* What is needed:
The listing below should be written out exactly; please include all of it.

* Input records:
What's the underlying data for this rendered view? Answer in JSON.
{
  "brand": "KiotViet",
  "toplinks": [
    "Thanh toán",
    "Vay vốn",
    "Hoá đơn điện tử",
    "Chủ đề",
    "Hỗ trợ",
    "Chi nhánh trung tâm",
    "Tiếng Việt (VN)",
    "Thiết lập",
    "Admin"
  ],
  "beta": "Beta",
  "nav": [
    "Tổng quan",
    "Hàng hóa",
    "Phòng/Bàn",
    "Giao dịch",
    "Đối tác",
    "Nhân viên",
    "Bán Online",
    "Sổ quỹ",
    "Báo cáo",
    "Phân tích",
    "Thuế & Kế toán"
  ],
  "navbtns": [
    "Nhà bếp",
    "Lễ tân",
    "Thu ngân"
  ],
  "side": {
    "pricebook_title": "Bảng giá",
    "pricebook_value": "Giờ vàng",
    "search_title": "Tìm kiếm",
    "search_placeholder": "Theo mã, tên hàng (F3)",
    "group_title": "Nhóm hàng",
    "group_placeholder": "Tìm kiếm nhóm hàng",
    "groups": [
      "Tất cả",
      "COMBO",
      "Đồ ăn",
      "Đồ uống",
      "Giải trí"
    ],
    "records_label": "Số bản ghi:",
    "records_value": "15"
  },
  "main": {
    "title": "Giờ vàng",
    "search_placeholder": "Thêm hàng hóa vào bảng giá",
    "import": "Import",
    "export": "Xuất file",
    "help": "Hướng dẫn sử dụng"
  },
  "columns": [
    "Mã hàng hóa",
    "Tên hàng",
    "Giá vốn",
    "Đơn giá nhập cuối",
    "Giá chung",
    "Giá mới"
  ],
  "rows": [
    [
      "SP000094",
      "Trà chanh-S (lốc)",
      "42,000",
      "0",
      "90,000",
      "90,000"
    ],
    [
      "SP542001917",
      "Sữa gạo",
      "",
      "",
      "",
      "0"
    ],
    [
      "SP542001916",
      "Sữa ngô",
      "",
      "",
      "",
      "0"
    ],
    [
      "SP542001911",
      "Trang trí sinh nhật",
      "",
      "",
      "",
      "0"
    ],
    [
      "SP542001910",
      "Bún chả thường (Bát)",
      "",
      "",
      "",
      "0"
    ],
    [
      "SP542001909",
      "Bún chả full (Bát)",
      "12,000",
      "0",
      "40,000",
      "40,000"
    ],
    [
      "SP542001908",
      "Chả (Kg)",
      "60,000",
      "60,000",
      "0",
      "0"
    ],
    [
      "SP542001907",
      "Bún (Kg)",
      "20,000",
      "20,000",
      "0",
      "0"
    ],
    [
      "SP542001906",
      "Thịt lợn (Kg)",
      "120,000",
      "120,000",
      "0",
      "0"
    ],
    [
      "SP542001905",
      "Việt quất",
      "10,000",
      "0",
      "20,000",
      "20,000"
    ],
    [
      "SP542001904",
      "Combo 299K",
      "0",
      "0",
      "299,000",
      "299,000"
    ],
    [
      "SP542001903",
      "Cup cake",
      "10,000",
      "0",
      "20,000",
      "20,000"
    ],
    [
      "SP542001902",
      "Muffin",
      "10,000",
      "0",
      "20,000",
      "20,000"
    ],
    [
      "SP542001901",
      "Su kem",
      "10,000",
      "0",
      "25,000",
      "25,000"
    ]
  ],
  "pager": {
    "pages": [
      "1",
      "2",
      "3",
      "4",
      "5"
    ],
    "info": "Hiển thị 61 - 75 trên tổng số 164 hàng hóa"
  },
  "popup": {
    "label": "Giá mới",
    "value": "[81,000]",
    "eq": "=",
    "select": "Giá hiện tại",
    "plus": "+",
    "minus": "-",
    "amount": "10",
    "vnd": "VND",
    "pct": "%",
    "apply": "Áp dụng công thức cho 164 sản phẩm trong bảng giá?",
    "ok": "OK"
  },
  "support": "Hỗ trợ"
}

* Exercise output:
What's the underlying data for this rendered view? Answer in JSON.
{
  "brand": "KiotViet",
  "toplinks": [
    "Thanh toán",
    "Vay vốn",
    "Hoá đơn điện tử",
    "Chủ đề",
    "Hỗ trợ",
    "Chi nhánh trung tâm",
    "Tiếng Việt (VN)",
    "Thiết lập",
    "Admin"
  ],
  "beta": "Beta",
  "nav": [
    "Tổng quan",
    "Hàng hóa",
    "Phòng/Bàn",
    "Giao dịch",
    "Đối tác",
    "Nhân viên",
    "Bán Online",
    "Sổ quỹ",
    "Báo cáo",
    "Phân tích",
    "Thuế & Kế toán"
  ],
  "navbtns": [
    "Nhà bếp",
    "Lễ tân",
    "Thu ngân"
  ],
  "side": {
    "pricebook_title": "Bảng giá",
    "pricebook_value": "Giờ vàng",
    "search_title": "Tìm kiếm",
    "search_placeholder": "Theo mã, tên hàng (F3)",
    "group_title": "Nhóm hàng",
    "group_placeholder": "Tìm kiếm nhóm hàng",
    "groups": [
      "Tất cả",
      "COMBO",
      "Đồ ăn",
      "Đồ uống",
      "Giải trí"
    ],
    "records_label": "Số bản ghi:",
    "records_value": "15"
  },
  "main": {
    "title": "Giờ vàng",
    "search_placeholder": "Thêm hàng hóa vào bảng giá",
    "import": "Import",
    "export": "Xuất file",
    "help": "Hướng dẫn sử dụng"
  },
  "columns": [
    "Mã hàng hóa",
    "Tên hàng",
    "Giá vốn",
    "Đơn giá nhập cuối",
    "Giá chung",
    "Giá mới"
  ],
  "rows": [
    [
      "SP000094",
      "Trà chanh-S (lốc)",
      "42,000",
      "0",
      "90,000",
      "90,000"
    ],
    [
      "SP542001917",
      "Sữa gạo",
      "",
      "",
      "",
      "0"
    ],
    [
      "SP542001916",
      "Sữa ngô",
      "",
      "",
      "",
      "0"
    ],
    [
      "SP542001911",
      "Trang trí sinh nhật",
      "",
      "",
      "",
      "0"
    ],
    [
      "SP542001910",
      "Bún chả thường (Bát)",
      "",
      "",
      "",
      "0"
    ],
    [
      "SP542001909",
      "Bún chả full (Bát)",
      "12,000",
      "0",
      "40,000",
      "40,000"
    ],
    [
      "SP542001908",
      "Chả (Kg)",
      "60,000",
      "60,000",
      "0",
      "0"
    ],
    [
      "SP542001907",
      "Bún (Kg)",
      "20,000",
      "20,000",
      "0",
      "0"
    ],
    [
      "SP542001906",
      "Thịt lợn (Kg)",
      "120,000",
      "120,000",
      "0",
      "0"
    ],
    [
      "SP542001905",
      "Việt quất",
      "10,000",
      "0",
      "20,000",
      "20,000"
    ],
    [
      "SP542001904",
      "Combo 299K",
      "0",
      "0",
      "299,000",
      "299,000"
    ],
    [
      "SP542001903",
      "Cup cake",
      "10,000",
      "0",
      "20,000",
      "20,000"
    ],
    [
      "SP542001902",
      "Muffin",
      "10,000",
      "0",
      "20,000",
      "20,000"
    ],
    [
      "SP542001901",
      "Su kem",
      "10,000",
      "0",
      "25,000",
      "25,000"
    ]
  ],
  "pager": {
    "pages": [
      "1",
      "2",
      "3",
      "4",
      "5"
    ],
    "info": "Hiển thị 61 - 75 trên tổng số 164 hàng hóa"
  },
  "popup": {
    "label": "Giá mới",
    "value": "[81,000]",
    "eq": "=",
    "select": "Giá hiện tại",
    "plus": "+",
    "minus": "-",
    "amount": "10",
    "vnd": "VND",
    "pct": "%",
    "apply": "Áp dụng công thức cho 164 sản phẩm trong bảng giá?",
    "ok": "OK"
  },
  "support": "Hỗ trợ"
}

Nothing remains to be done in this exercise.